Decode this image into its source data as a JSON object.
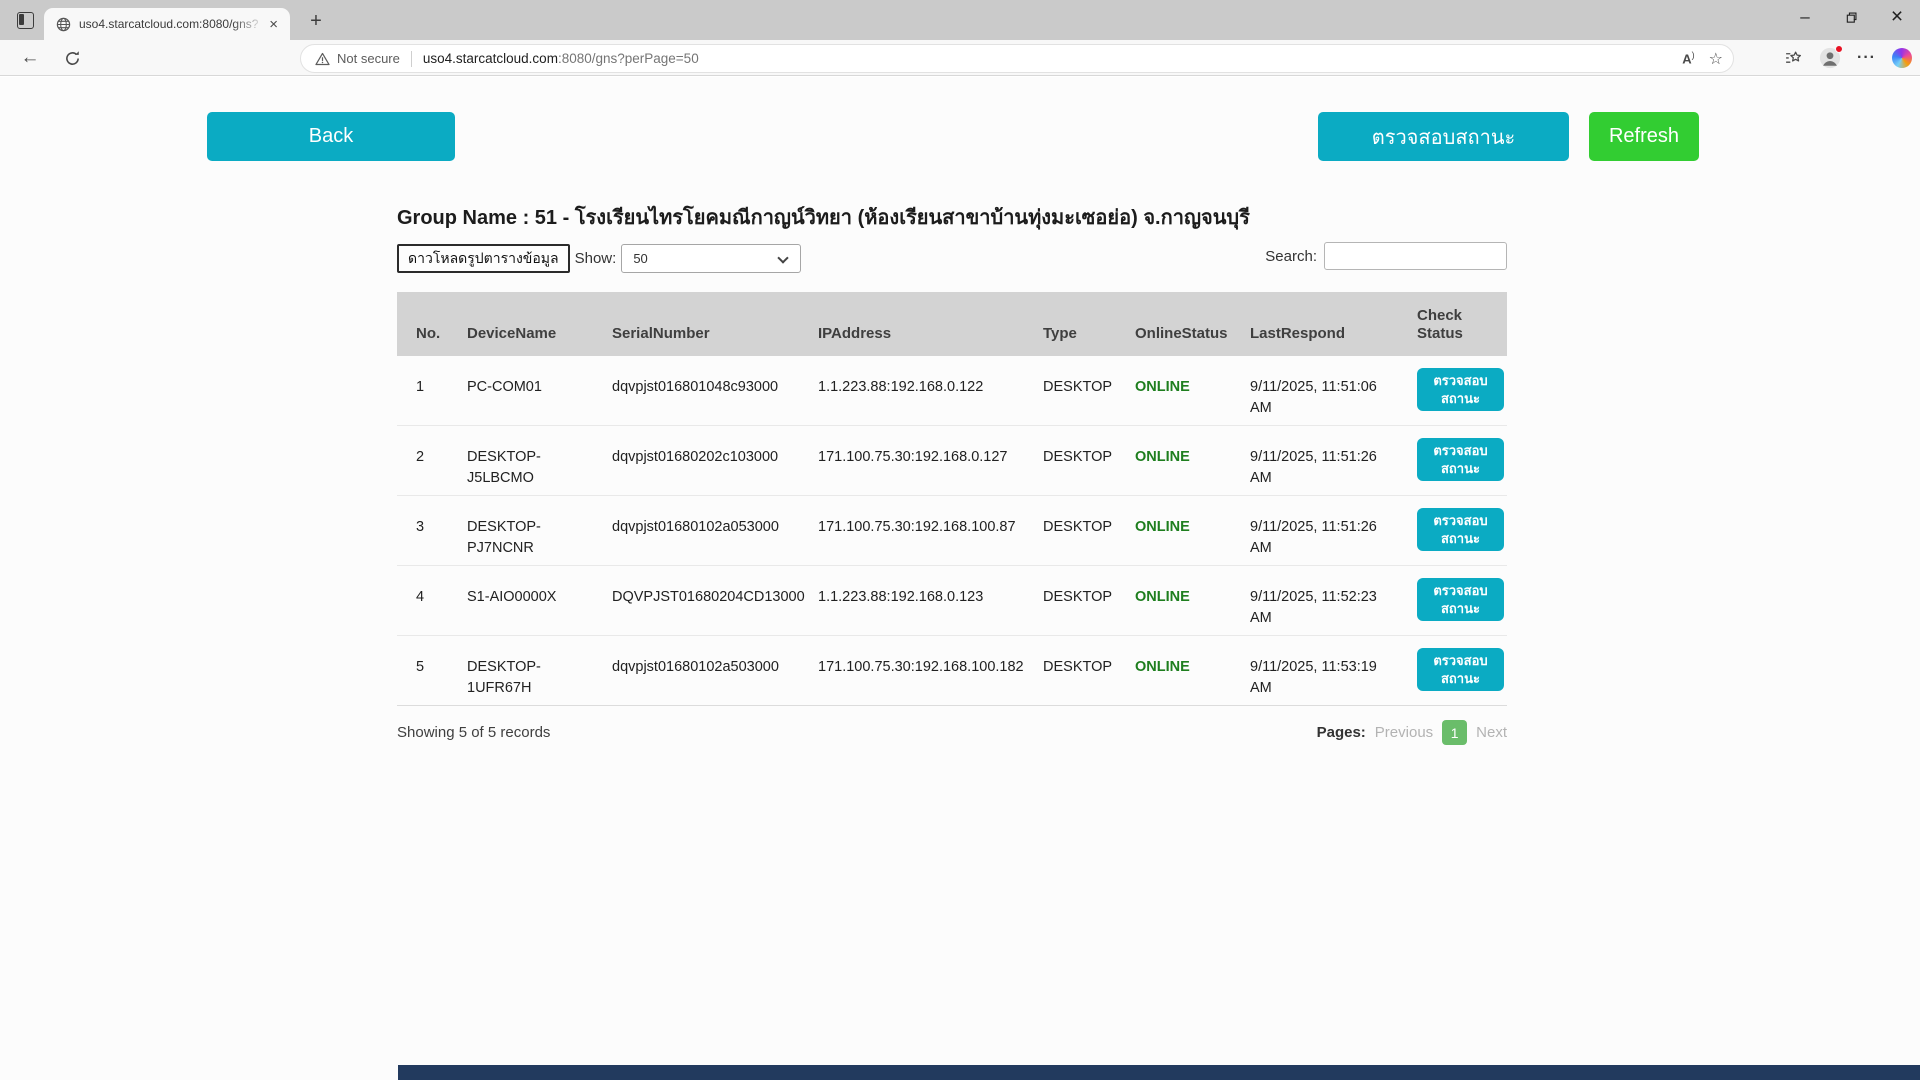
{
  "browser": {
    "tab": {
      "title": "uso4.starcatcloud.com:8080/gns?",
      "close_glyph": "×"
    },
    "new_tab_glyph": "+",
    "window_controls": {
      "minimize_glyph": "–",
      "close_glyph": "×"
    },
    "address_bar": {
      "security_label": "Not secure",
      "url_host": "uso4.starcatcloud.com",
      "url_path": ":8080/gns?perPage=50"
    }
  },
  "actions": {
    "back_label": "Back",
    "check_status_label": "ตรวจสอบสถานะ",
    "refresh_label": "Refresh"
  },
  "page": {
    "group_title": "Group Name : 51 - โรงเรียนไทรโยคมณีกาญน์วิทยา (ห้องเรียนสาขาบ้านทุ่งมะเซอย่อ) จ.กาญจนบุรี",
    "download_button_label": "ดาวโหลดรูปตารางข้อมูล",
    "show_label": "Show:",
    "show_value": "50",
    "search_label": "Search:",
    "search_value": ""
  },
  "table": {
    "columns": [
      "No.",
      "DeviceName",
      "SerialNumber",
      "IPAddress",
      "Type",
      "OnlineStatus",
      "LastRespond",
      "Check Status"
    ],
    "check_button_label": "ตรวจสอบสถานะ",
    "rows": [
      {
        "no": "1",
        "device": "PC-COM01",
        "serial": "dqvpjst016801048c93000",
        "ip": "1.1.223.88:192.168.0.122",
        "type": "DESKTOP",
        "status": "ONLINE",
        "last": "9/11/2025, 11:51:06 AM"
      },
      {
        "no": "2",
        "device": "DESKTOP-J5LBCMO",
        "serial": "dqvpjst01680202c103000",
        "ip": "171.100.75.30:192.168.0.127",
        "type": "DESKTOP",
        "status": "ONLINE",
        "last": "9/11/2025, 11:51:26 AM"
      },
      {
        "no": "3",
        "device": "DESKTOP-PJ7NCNR",
        "serial": "dqvpjst01680102a053000",
        "ip": "171.100.75.30:192.168.100.87",
        "type": "DESKTOP",
        "status": "ONLINE",
        "last": "9/11/2025, 11:51:26 AM"
      },
      {
        "no": "4",
        "device": "S1-AIO0000X",
        "serial": "DQVPJST01680204CD13000",
        "ip": "1.1.223.88:192.168.0.123",
        "type": "DESKTOP",
        "status": "ONLINE",
        "last": "9/11/2025, 11:52:23 AM"
      },
      {
        "no": "5",
        "device": "DESKTOP-1UFR67H",
        "serial": "dqvpjst01680102a503000",
        "ip": "171.100.75.30:192.168.100.182",
        "type": "DESKTOP",
        "status": "ONLINE",
        "last": "9/11/2025, 11:53:19 AM"
      }
    ]
  },
  "footer": {
    "showing": "Showing 5 of 5 records",
    "pages_label": "Pages:",
    "previous_label": "Previous",
    "current_page": "1",
    "next_label": "Next"
  },
  "colors": {
    "teal": "#0babc3",
    "refresh_green": "#32cd32",
    "online_green": "#1e7e1e",
    "page_badge_green": "#6abd6a",
    "table_header_gray": "#d3d3d3"
  }
}
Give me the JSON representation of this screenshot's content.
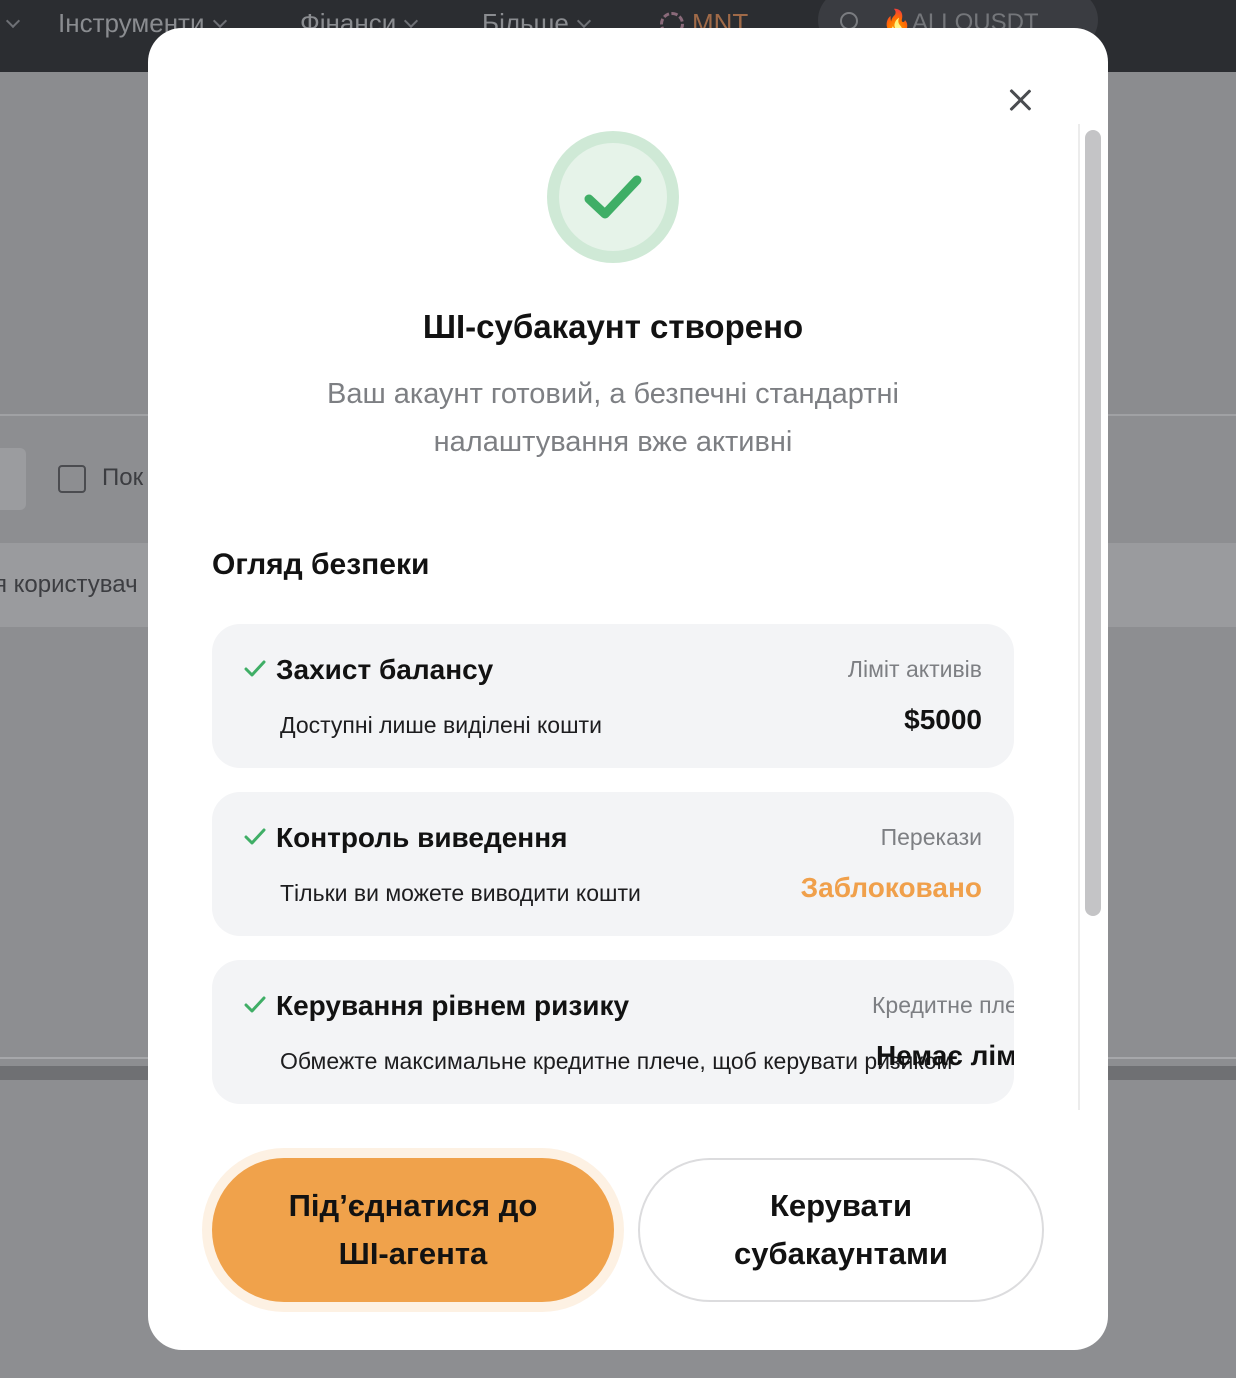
{
  "background": {
    "nav": {
      "items": [
        "Інструменти",
        "Фінанси",
        "Більше"
      ],
      "token": "MNT",
      "search_text": "🔥ALLOUSDT"
    },
    "checkbox_label": "Пок",
    "table_header_fragment": "я користувач"
  },
  "modal": {
    "title": "ШІ-субакаунт створено",
    "subtitle": "Ваш акаунт готовий, а безпечні стандартні налаштування вже активні",
    "section_title": "Огляд безпеки",
    "cards": [
      {
        "title": "Захист балансу",
        "description": "Доступні лише виділені кошти",
        "label": "Ліміт активів",
        "value": "$5000",
        "value_color": "#121212"
      },
      {
        "title": "Контроль виведення",
        "description": "Тільки ви можете виводити кошти",
        "label": "Перекази",
        "value": "Заблоковано",
        "value_color": "#f0a04b"
      },
      {
        "title": "Керування рівнем ризику",
        "description": "Обмежте максимальне кредитне плече, щоб керувати ризиком",
        "label": "Кредитне плече",
        "value": "Немає ліміту",
        "value_color": "#121212"
      }
    ],
    "primary_button": "Під’єднатися до ШІ-агента",
    "secondary_button": "Керувати субакаунтами"
  },
  "colors": {
    "accent": "#f0a24b",
    "success": "#3fae66",
    "overlay": "#8d8e91"
  },
  "icons": [
    "close-icon",
    "check-circle-icon",
    "check-icon",
    "search-icon",
    "chevron-down-icon"
  ]
}
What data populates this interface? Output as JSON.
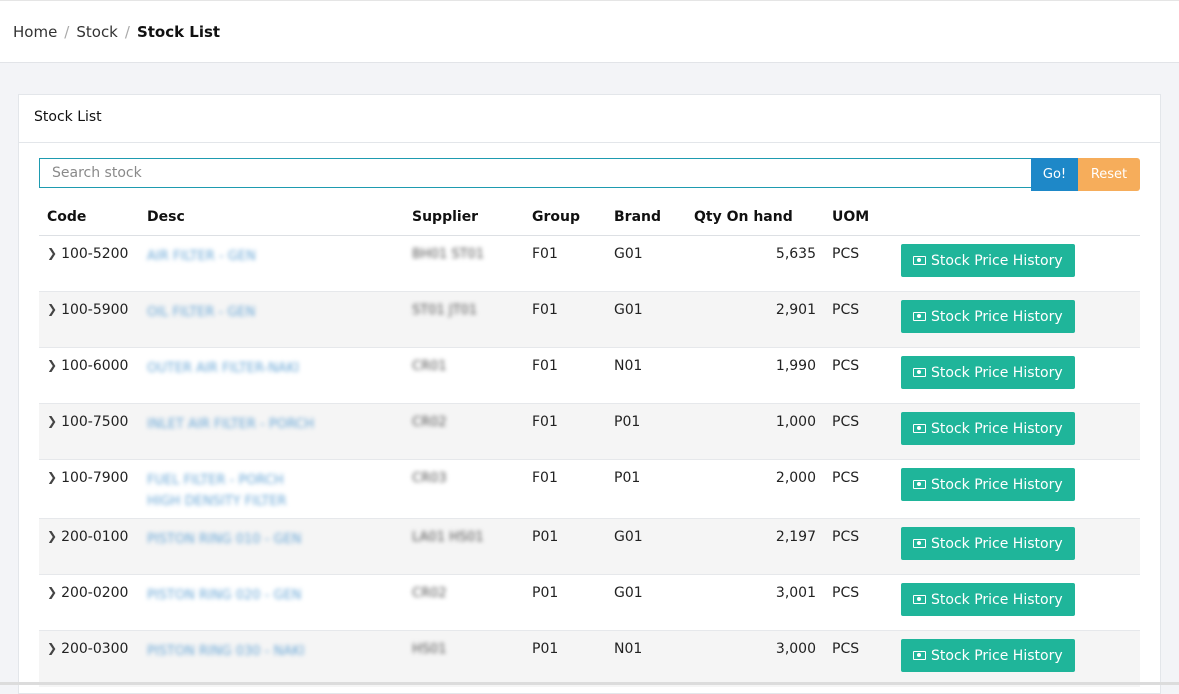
{
  "breadcrumb": {
    "home": "Home",
    "stock": "Stock",
    "current": "Stock List"
  },
  "card": {
    "title": "Stock List"
  },
  "search": {
    "placeholder": "Search stock",
    "go_label": "Go!",
    "reset_label": "Reset"
  },
  "colors": {
    "go": "#1e88c8",
    "reset": "#f6ad5b",
    "history": "#1fb59a",
    "link": "#6aa7d6"
  },
  "table": {
    "headers": [
      "Code",
      "Desc",
      "Supplier",
      "Group",
      "Brand",
      "Qty On hand",
      "UOM"
    ],
    "action_label": "Stock Price History",
    "action_icon": "money-icon",
    "rows": [
      {
        "code": "100-5200",
        "desc": "AIR FILTER - GEN",
        "desc2": "",
        "supplier": "BH01 ST01",
        "group": "F01",
        "brand": "G01",
        "qty": "5,635",
        "uom": "PCS"
      },
      {
        "code": "100-5900",
        "desc": "OIL FILTER - GEN",
        "desc2": "",
        "supplier": "ST01 JT01",
        "group": "F01",
        "brand": "G01",
        "qty": "2,901",
        "uom": "PCS"
      },
      {
        "code": "100-6000",
        "desc": "OUTER AIR FILTER-NAKI",
        "desc2": "",
        "supplier": "CR01",
        "group": "F01",
        "brand": "N01",
        "qty": "1,990",
        "uom": "PCS"
      },
      {
        "code": "100-7500",
        "desc": "INLET AIR FILTER - PORCH",
        "desc2": "",
        "supplier": "CR02",
        "group": "F01",
        "brand": "P01",
        "qty": "1,000",
        "uom": "PCS"
      },
      {
        "code": "100-7900",
        "desc": "FUEL FILTER - PORCH",
        "desc2": "HIGH DENSITY FILTER",
        "supplier": "CR03",
        "group": "F01",
        "brand": "P01",
        "qty": "2,000",
        "uom": "PCS"
      },
      {
        "code": "200-0100",
        "desc": "PISTON RING 010 - GEN",
        "desc2": "",
        "supplier": "LA01 HS01",
        "group": "P01",
        "brand": "G01",
        "qty": "2,197",
        "uom": "PCS"
      },
      {
        "code": "200-0200",
        "desc": "PISTON RING 020 - GEN",
        "desc2": "",
        "supplier": "CR02",
        "group": "P01",
        "brand": "G01",
        "qty": "3,001",
        "uom": "PCS"
      },
      {
        "code": "200-0300",
        "desc": "PISTON RING 030 - NAKI",
        "desc2": "",
        "supplier": "HS01",
        "group": "P01",
        "brand": "N01",
        "qty": "3,000",
        "uom": "PCS"
      }
    ]
  }
}
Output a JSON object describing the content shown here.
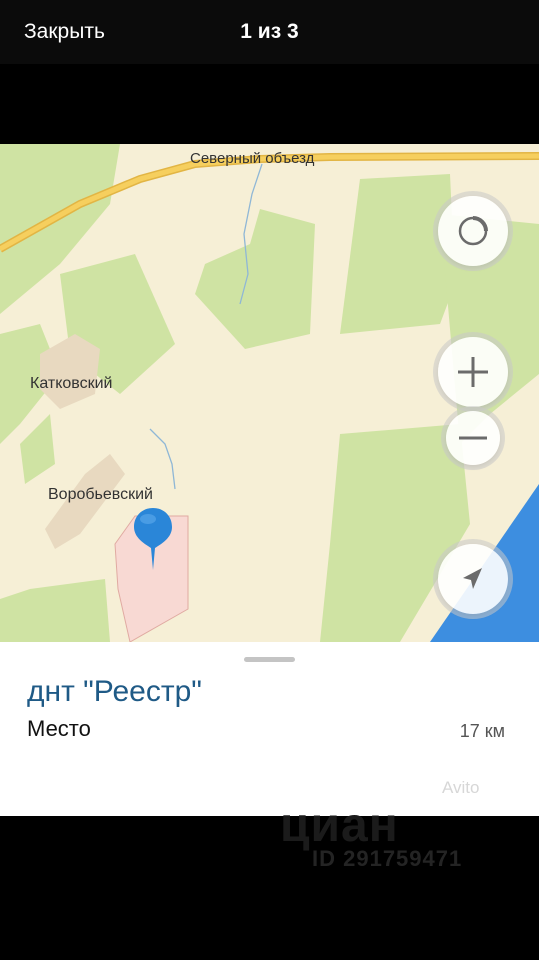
{
  "header": {
    "close_label": "Закрыть",
    "counter": "1 из 3"
  },
  "map": {
    "road_label": "Северный объезд",
    "place_labels": [
      "Катковский",
      "Воробьевский"
    ],
    "controls": [
      "compass-icon",
      "zoom-in-icon",
      "zoom-out-icon",
      "locate-me-icon"
    ],
    "colors": {
      "land": "#f6efd6",
      "forest": "#cfe3a3",
      "water": "#3d8ee0",
      "road": "#f0c24c",
      "pin": "#2a86d8"
    }
  },
  "place_card": {
    "title": "днт \"Реестр\"",
    "subtitle": "Место",
    "distance": "17 км"
  },
  "watermarks": {
    "avito": "Avito",
    "cian": "циан",
    "cian_id": "ID 291759471"
  }
}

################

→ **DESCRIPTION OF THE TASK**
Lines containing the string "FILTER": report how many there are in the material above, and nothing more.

→ **SOLUTION TO THIS TASK**
6